There has been a lot of commentary in the newspapers recently discussing the potential for self-managed superannuation funds to push up housing prices. But the facts don't yet match the hype. The overall exposure of SMSF's to property is only moderately higher than institutional funds, and its actually 75% in commercial property, meaning less than 5% of SMSF assets are currently invested in housing.
Of course it is a shift in allocations that moves prices, not the absolute level. An allocation shift from 5% to 20% would mean tens of billions of dollars of residential property demand.
More of a concern, though, is the SMSFs' higher allocation to cash and almost non-existent allocation to foreign equities. Over the long term, this is more likely to hamper returns than a 10% allocation to residential property.
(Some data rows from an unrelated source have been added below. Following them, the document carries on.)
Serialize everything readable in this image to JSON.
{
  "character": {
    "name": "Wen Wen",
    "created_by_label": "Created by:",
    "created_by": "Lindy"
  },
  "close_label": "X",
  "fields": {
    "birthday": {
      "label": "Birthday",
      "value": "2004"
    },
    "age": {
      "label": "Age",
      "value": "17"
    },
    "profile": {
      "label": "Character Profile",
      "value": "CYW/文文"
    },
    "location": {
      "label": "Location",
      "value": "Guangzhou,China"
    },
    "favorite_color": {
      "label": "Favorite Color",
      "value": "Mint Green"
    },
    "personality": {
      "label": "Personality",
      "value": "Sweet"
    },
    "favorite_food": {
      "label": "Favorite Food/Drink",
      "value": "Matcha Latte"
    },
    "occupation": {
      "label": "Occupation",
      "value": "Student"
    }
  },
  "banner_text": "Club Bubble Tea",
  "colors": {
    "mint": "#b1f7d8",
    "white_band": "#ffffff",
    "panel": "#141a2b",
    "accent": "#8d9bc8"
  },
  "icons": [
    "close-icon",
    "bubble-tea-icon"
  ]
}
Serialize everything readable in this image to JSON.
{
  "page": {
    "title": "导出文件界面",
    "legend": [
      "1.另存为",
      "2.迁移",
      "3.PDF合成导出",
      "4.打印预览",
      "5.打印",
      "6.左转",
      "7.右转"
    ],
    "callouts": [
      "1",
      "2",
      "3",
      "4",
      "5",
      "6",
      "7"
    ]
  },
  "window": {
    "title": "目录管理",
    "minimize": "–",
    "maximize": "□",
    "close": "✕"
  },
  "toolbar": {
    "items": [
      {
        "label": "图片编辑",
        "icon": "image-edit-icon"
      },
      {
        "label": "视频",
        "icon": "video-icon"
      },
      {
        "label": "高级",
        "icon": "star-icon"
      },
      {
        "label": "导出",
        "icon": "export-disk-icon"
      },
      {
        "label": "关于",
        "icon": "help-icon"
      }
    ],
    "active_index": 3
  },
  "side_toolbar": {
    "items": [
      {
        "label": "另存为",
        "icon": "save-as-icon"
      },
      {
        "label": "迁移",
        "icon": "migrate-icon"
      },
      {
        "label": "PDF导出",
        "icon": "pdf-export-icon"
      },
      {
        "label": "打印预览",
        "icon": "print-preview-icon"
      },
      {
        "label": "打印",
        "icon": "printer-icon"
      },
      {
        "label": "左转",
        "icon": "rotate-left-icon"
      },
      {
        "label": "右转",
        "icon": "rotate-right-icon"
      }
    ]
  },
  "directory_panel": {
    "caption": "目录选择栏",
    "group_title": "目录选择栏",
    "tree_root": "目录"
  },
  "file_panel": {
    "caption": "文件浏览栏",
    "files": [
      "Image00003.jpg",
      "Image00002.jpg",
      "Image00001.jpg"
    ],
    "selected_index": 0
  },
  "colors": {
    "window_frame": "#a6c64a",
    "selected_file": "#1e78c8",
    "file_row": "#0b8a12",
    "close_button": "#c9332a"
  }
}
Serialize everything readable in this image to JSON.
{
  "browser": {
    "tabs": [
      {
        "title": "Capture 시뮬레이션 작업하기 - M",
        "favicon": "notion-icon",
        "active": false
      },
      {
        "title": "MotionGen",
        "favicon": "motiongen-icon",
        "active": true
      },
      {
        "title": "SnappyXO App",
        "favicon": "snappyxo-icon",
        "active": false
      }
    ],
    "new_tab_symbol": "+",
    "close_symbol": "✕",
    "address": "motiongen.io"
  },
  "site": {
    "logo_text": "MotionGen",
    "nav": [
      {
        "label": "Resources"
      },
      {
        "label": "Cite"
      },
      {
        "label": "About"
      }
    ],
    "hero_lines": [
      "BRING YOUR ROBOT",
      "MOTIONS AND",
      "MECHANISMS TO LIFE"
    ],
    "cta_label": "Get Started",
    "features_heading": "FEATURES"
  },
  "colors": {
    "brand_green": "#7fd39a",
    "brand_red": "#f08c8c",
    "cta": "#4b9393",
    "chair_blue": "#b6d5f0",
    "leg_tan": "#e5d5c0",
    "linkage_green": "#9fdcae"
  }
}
The higher allocation to 'other' is concerning too. Whereas the institutions are investing in unlisted infrastructure, private equity and hedge funds, the 'other' money in SMSFs is probably invested in art or a friend's small businesses. There are going to be plenty of disaster stories in the SMSF space, but I'm not sure residential property should be the main area of concern.